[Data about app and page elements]
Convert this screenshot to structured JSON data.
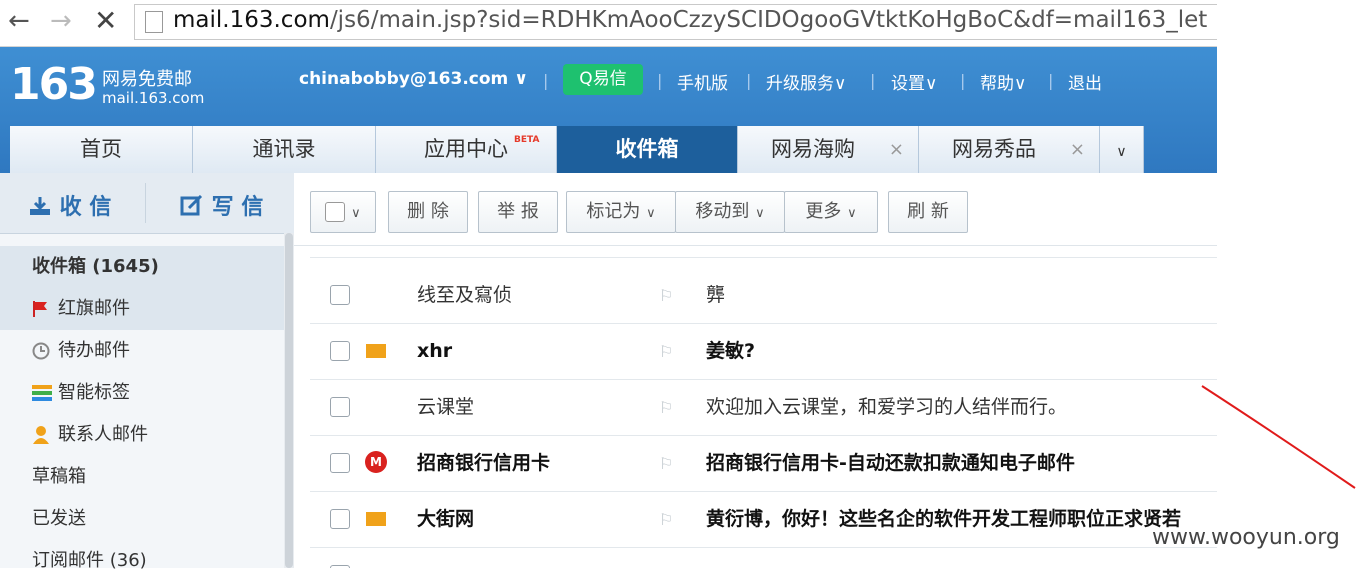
{
  "browser": {
    "back_icon": "←",
    "forward_icon": "→",
    "stop_icon": "✕",
    "url_host": "mail.163.com",
    "url_rest": "/js6/main.jsp?sid=RDHKmAooCzzySCIDOgooGVtktKoHgBoC&df=mail163_let"
  },
  "header": {
    "logo_num": "163",
    "logo_cn": "网易免费邮",
    "logo_domain": "mail.163.com",
    "user": "chinabobby@163.com",
    "user_arrow": "∨",
    "yixin": "易信",
    "yixin_icon": "Q",
    "links": [
      "手机版",
      "升级服务",
      "设置",
      "帮助",
      "退出"
    ],
    "dropdown_arrow": "∨",
    "sep": "|"
  },
  "tabs": {
    "items": [
      "首页",
      "通讯录",
      "应用中心",
      "收件箱",
      "网易海购",
      "网易秀品"
    ],
    "beta": "BETA",
    "close": "×",
    "more": "∨"
  },
  "sidebar": {
    "receive": "收 信",
    "write": "写 信",
    "folders": [
      {
        "label": "收件箱 (1645)"
      },
      {
        "label": "红旗邮件"
      },
      {
        "label": "待办邮件"
      },
      {
        "label": "智能标签"
      },
      {
        "label": "联系人邮件"
      },
      {
        "label": "草稿箱"
      },
      {
        "label": "已发送"
      },
      {
        "label": "订阅邮件 (36)"
      }
    ]
  },
  "toolbar": {
    "buttons": [
      "删 除",
      "举 报",
      "标记为",
      "移动到",
      "更多",
      "刷 新"
    ],
    "arrow": "∨"
  },
  "mails": [
    {
      "sender": "线至及寫侦",
      "subject": "龏",
      "unread": false,
      "icon": ""
    },
    {
      "sender": "xhr",
      "subject": "姜敏?",
      "unread": true,
      "icon": "envelope"
    },
    {
      "sender": "云课堂",
      "subject": "欢迎加入云课堂，和爱学习的人结伴而行。",
      "unread": false,
      "icon": ""
    },
    {
      "sender": "招商银行信用卡",
      "subject": "招商银行信用卡-自动还款扣款通知电子邮件",
      "unread": true,
      "icon": "bank"
    },
    {
      "sender": "大街网",
      "subject": "黄衍博，你好！这些名企的软件开发工程师职位正求贤若",
      "unread": true,
      "icon": "envelope"
    }
  ],
  "flag_glyph": "⚐",
  "watermark": "www.wooyun.org"
}
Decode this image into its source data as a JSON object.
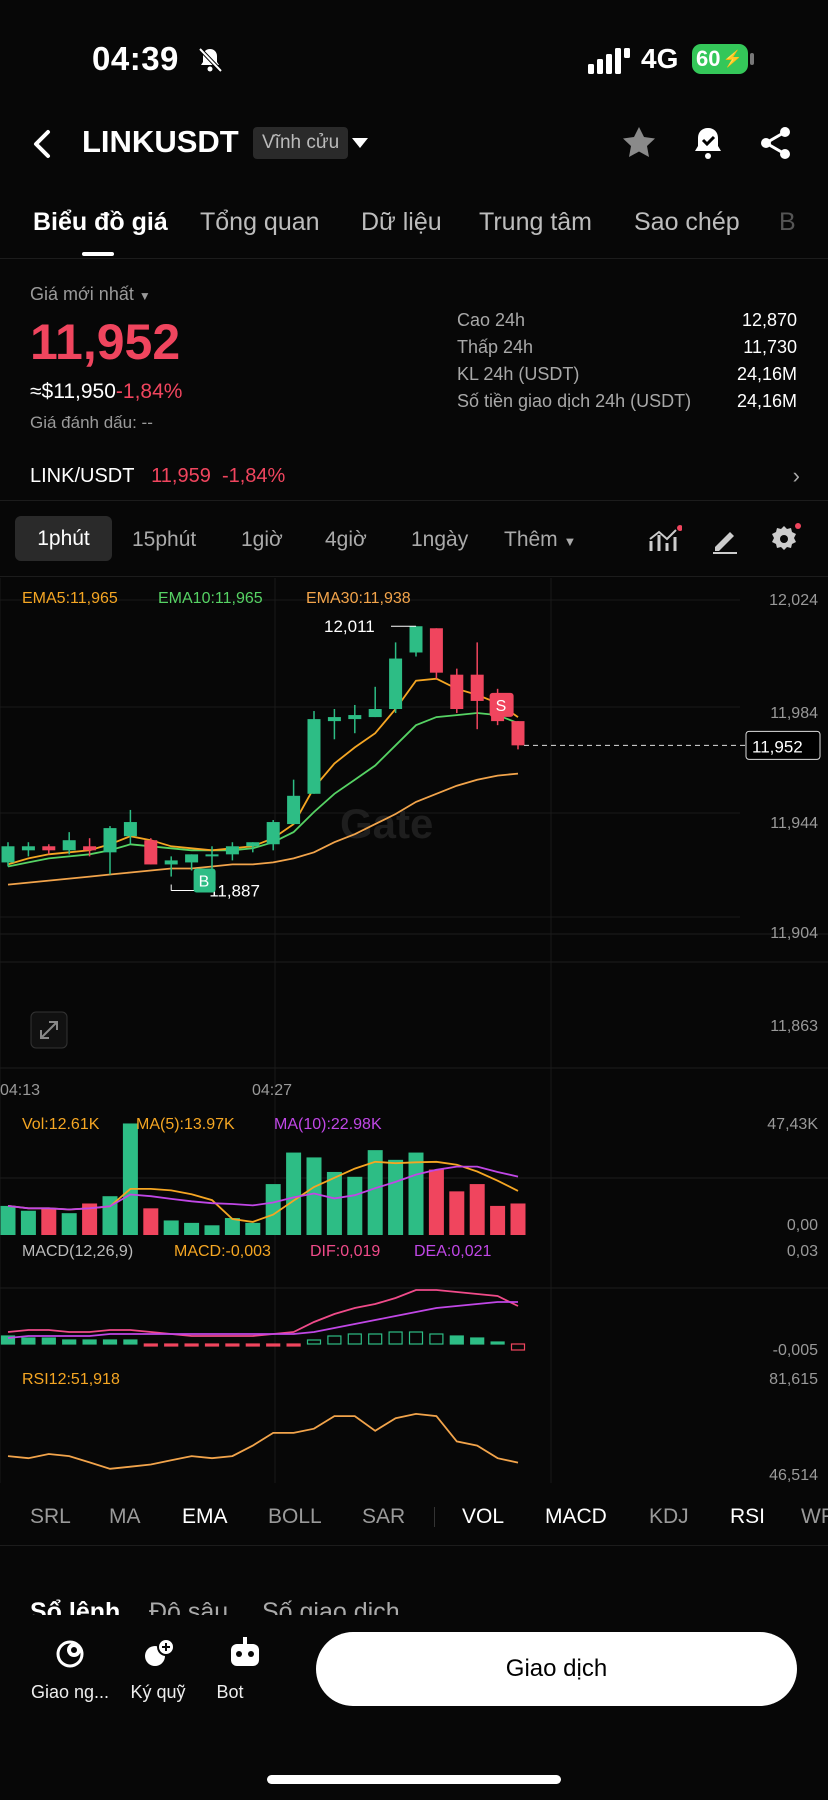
{
  "status": {
    "time": "04:39",
    "network": "4G",
    "battery": "60"
  },
  "header": {
    "pair": "LINKUSDT",
    "tag": "Vĩnh cửu"
  },
  "tabs": [
    "Biểu đồ giá",
    "Tổng quan",
    "Dữ liệu",
    "Trung tâm",
    "Sao chép",
    "B"
  ],
  "price": {
    "label": "Giá mới nhất",
    "last": "11,952",
    "usd": "≈$11,950",
    "change": "-1,84%",
    "mark": "Giá đánh dấu: --"
  },
  "stats": [
    {
      "k": "Cao 24h",
      "v": "12,870"
    },
    {
      "k": "Thấp 24h",
      "v": "11,730"
    },
    {
      "k": "KL 24h (USDT)",
      "v": "24,16M"
    },
    {
      "k": "Số tiền giao dịch 24h (USDT)",
      "v": "24,16M"
    }
  ],
  "spot": {
    "pair": "LINK/USDT",
    "price": "11,959",
    "change": "-1,84%"
  },
  "intervals": [
    "1phút",
    "15phút",
    "1giờ",
    "4giờ",
    "1ngày",
    "Thêm"
  ],
  "chart": {
    "ema_labels": [
      "EMA5:11,965",
      "EMA10:11,965",
      "EMA30:11,938"
    ],
    "y_ticks": [
      "12,024",
      "11,984",
      "11,944",
      "11,904",
      "11,863"
    ],
    "x_ticks": [
      "04:13",
      "04:27"
    ],
    "high_label": "12,011",
    "low_label": "11,887",
    "current": "11,952",
    "buy": "B",
    "sell": "S",
    "watermark": "Gate",
    "vol_labels": [
      "Vol:12.61K",
      "MA(5):13.97K",
      "MA(10):22.98K"
    ],
    "vol_ticks": [
      "47,43K",
      "0,00"
    ],
    "macd_labels": [
      "MACD(12,26,9)",
      "MACD:-0,003",
      "DIF:0,019",
      "DEA:0,021"
    ],
    "macd_ticks": [
      "0,03",
      "-0,005"
    ],
    "rsi_label": "RSI12:51,918",
    "rsi_ticks": [
      "81,615",
      "46,514"
    ],
    "colors": {
      "up": "#2dbd85",
      "down": "#f0455e",
      "ema5": "#f5a623",
      "ema10": "#56d364",
      "ema30": "#f2a44b"
    }
  },
  "chart_data": {
    "type": "candlestick",
    "candles": [
      {
        "o": 11894,
        "h": 11904,
        "l": 11892,
        "c": 11902
      },
      {
        "o": 11900,
        "h": 11904,
        "l": 11897,
        "c": 11902
      },
      {
        "o": 11902,
        "h": 11903,
        "l": 11898,
        "c": 11900
      },
      {
        "o": 11900,
        "h": 11909,
        "l": 11898,
        "c": 11905
      },
      {
        "o": 11902,
        "h": 11906,
        "l": 11897,
        "c": 11900
      },
      {
        "o": 11899,
        "h": 11912,
        "l": 11888,
        "c": 11911
      },
      {
        "o": 11907,
        "h": 11920,
        "l": 11903,
        "c": 11914
      },
      {
        "o": 11905,
        "h": 11906,
        "l": 11893,
        "c": 11893
      },
      {
        "o": 11893,
        "h": 11897,
        "l": 11887,
        "c": 11895
      },
      {
        "o": 11894,
        "h": 11898,
        "l": 11890,
        "c": 11898
      },
      {
        "o": 11897,
        "h": 11902,
        "l": 11891,
        "c": 11898
      },
      {
        "o": 11898,
        "h": 11904,
        "l": 11895,
        "c": 11902
      },
      {
        "o": 11902,
        "h": 11904,
        "l": 11899,
        "c": 11904
      },
      {
        "o": 11903,
        "h": 11915,
        "l": 11900,
        "c": 11914
      },
      {
        "o": 11913,
        "h": 11935,
        "l": 11913,
        "c": 11927
      },
      {
        "o": 11928,
        "h": 11969,
        "l": 11928,
        "c": 11965
      },
      {
        "o": 11964,
        "h": 11970,
        "l": 11955,
        "c": 11966
      },
      {
        "o": 11965,
        "h": 11972,
        "l": 11958,
        "c": 11967
      },
      {
        "o": 11966,
        "h": 11981,
        "l": 11966,
        "c": 11970
      },
      {
        "o": 11970,
        "h": 12003,
        "l": 11968,
        "c": 11995
      },
      {
        "o": 11998,
        "h": 12011,
        "l": 11996,
        "c": 12011
      },
      {
        "o": 12010,
        "h": 12010,
        "l": 11985,
        "c": 11988
      },
      {
        "o": 11987,
        "h": 11990,
        "l": 11968,
        "c": 11970
      },
      {
        "o": 11987,
        "h": 12003,
        "l": 11960,
        "c": 11974
      },
      {
        "o": 11974,
        "h": 11980,
        "l": 11962,
        "c": 11964
      },
      {
        "o": 11964,
        "h": 11964,
        "l": 11950,
        "c": 11952
      }
    ],
    "ema5": [
      11893,
      11896,
      11898,
      11899,
      11900,
      11903,
      11907,
      11905,
      11902,
      11901,
      11900,
      11901,
      11902,
      11906,
      11913,
      11931,
      11943,
      11951,
      11958,
      11970,
      11984,
      11985,
      11980,
      11977,
      11973,
      11966
    ],
    "ema10": [
      11892,
      11894,
      11896,
      11897,
      11898,
      11900,
      11903,
      11902,
      11901,
      11900,
      11900,
      11900,
      11901,
      11904,
      11909,
      11919,
      11928,
      11935,
      11942,
      11952,
      11962,
      11966,
      11967,
      11968,
      11967,
      11963
    ],
    "ema30": [
      11883,
      11884,
      11885,
      11886,
      11887,
      11888,
      11889,
      11890,
      11891,
      11891,
      11892,
      11893,
      11893,
      11894,
      11896,
      11899,
      11904,
      11908,
      11913,
      11918,
      11924,
      11928,
      11932,
      11935,
      11937,
      11938
    ],
    "volume": [
      12,
      10,
      11,
      9,
      13,
      16,
      46,
      11,
      6,
      5,
      4,
      7,
      5,
      21,
      34,
      32,
      26,
      24,
      35,
      31,
      34,
      27,
      18,
      21,
      12,
      13
    ],
    "macd_hist": [
      0.004,
      0.003,
      0.003,
      0.002,
      0.002,
      0.002,
      0.002,
      -0.001,
      -0.001,
      -0.001,
      -0.001,
      -0.001,
      -0.001,
      -0.001,
      -0.001,
      0.002,
      0.004,
      0.005,
      0.005,
      0.006,
      0.006,
      0.005,
      0.004,
      0.003,
      0.001,
      -0.003
    ],
    "dif": [
      0.006,
      0.007,
      0.007,
      0.006,
      0.006,
      0.007,
      0.007,
      0.006,
      0.005,
      0.004,
      0.004,
      0.004,
      0.004,
      0.005,
      0.006,
      0.011,
      0.015,
      0.018,
      0.02,
      0.023,
      0.027,
      0.027,
      0.026,
      0.025,
      0.024,
      0.019
    ],
    "dea": [
      0.003,
      0.004,
      0.004,
      0.004,
      0.004,
      0.005,
      0.005,
      0.005,
      0.005,
      0.005,
      0.005,
      0.005,
      0.005,
      0.005,
      0.005,
      0.006,
      0.008,
      0.01,
      0.012,
      0.014,
      0.016,
      0.018,
      0.019,
      0.02,
      0.021,
      0.021
    ],
    "rsi": [
      55,
      54,
      56,
      55,
      52,
      49,
      50,
      51,
      53,
      55,
      54,
      55,
      60,
      66,
      66,
      68,
      74,
      74,
      67,
      73,
      75,
      74,
      62,
      60,
      54,
      51.9
    ],
    "y_range": [
      11863,
      12024
    ],
    "vol_range": [
      0,
      47.43
    ],
    "rsi_range": [
      46.514,
      81.615
    ]
  },
  "indicators": [
    "SRL",
    "MA",
    "EMA",
    "BOLL",
    "SAR",
    "VOL",
    "MACD",
    "KDJ",
    "RSI",
    "WR"
  ],
  "orderbook_tabs": [
    "Sổ lệnh",
    "Độ sâu",
    "Số giao dịch"
  ],
  "dock": {
    "items": [
      "Giao ng...",
      "Ký quỹ",
      "Bot"
    ],
    "trade": "Giao dịch"
  }
}
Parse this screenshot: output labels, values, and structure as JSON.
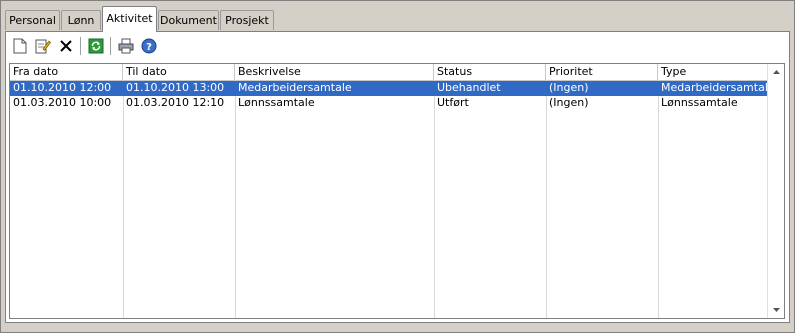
{
  "tabs": [
    {
      "label": "Personal",
      "active": false
    },
    {
      "label": "Lønn",
      "active": false
    },
    {
      "label": "Aktivitet",
      "active": true
    },
    {
      "label": "Dokument",
      "active": false
    },
    {
      "label": "Prosjekt",
      "active": false
    }
  ],
  "toolbar": {
    "buttons": [
      "new-document-icon",
      "edit-icon",
      "delete-icon",
      "refresh-icon",
      "print-icon",
      "help-icon"
    ]
  },
  "grid": {
    "columns": [
      "Fra dato",
      "Til dato",
      "Beskrivelse",
      "Status",
      "Prioritet",
      "Type"
    ],
    "rows": [
      {
        "selected": true,
        "cells": [
          "01.10.2010 12:00",
          "01.10.2010 13:00",
          "Medarbeidersamtale",
          "Ubehandlet",
          "(Ingen)",
          "Medarbeidersamtale"
        ]
      },
      {
        "selected": false,
        "cells": [
          "01.03.2010 10:00",
          "01.03.2010 12:10",
          "Lønnssamtale",
          "Utført",
          "(Ingen)",
          "Lønnssamtale"
        ]
      }
    ]
  },
  "colors": {
    "selection": "#316ac5",
    "window": "#d4d0c8"
  }
}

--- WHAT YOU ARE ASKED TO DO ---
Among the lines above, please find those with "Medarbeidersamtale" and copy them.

--- ANSWER TO THIS TASK ---
          "Medarbeidersamtale",
          "Medarbeidersamtale"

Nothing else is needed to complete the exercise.